Nouns are commonly distinguished between whether they are a proper noun or a common noun. A proper noun refers to a specific name of a person, place, or thing. These are easily recognizable because they are always capitalized.

Proper Nouns vs. Common Nouns

On the other hand, a common noun is more generic in its application because it refers to a group of items. Common nouns are not capitalized in the English language (unless, for example, they are used in a title or at the start of a sentence).

Types of Nouns

Common (or generic) nouns can be broken down into three categories: concrete nouns, abstract nouns, and collective nouns. We discuss each of these below with some examples.


1 - A concrete noun is one that is real and physically existent, that is, it can be perceived by the senses.

2 - Conversely, an abstract noun cannot be perceived by the senses and is more conceptual in nature.

3 - A collective noun refers to a group or collection of people or things (in the singular).

Nouns as Objects

Nouns can additionally serve in a sentence as objects of a verb. These can be either a direct object (a noun that receives the action performed by the subject) or an indirect object (a noun that is the recipient of a direct object)

Nouns as subject and object complements

Sometimes nouns can serve as subject complement, following linking verbs like to be, become, or seem. In this example, the noun diplomat is used as a subject complement.

Plural vs Singular Nouns

Nouns can be singular or plural, and typically (although not always!) the plural is formed by adding -s or -es at the end of the noun.
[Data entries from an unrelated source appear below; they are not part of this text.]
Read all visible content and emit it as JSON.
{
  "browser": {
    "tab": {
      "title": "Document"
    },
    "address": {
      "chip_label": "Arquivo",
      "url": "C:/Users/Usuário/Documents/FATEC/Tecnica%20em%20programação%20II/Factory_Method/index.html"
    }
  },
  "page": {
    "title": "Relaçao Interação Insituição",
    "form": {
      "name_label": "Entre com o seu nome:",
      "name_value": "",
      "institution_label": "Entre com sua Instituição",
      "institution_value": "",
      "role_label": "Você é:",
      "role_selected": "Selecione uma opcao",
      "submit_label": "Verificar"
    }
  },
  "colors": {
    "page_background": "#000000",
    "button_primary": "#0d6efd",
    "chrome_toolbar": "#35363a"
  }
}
Singular Plural
Tooth Teeth
Foot Feet
Mouse Mice
Fish Fish
Child Children
Loaf Loaves
Cactus Cacti
Man Men
Woman Women
Wife Wives


NeedgrammarDiscover Related Grammar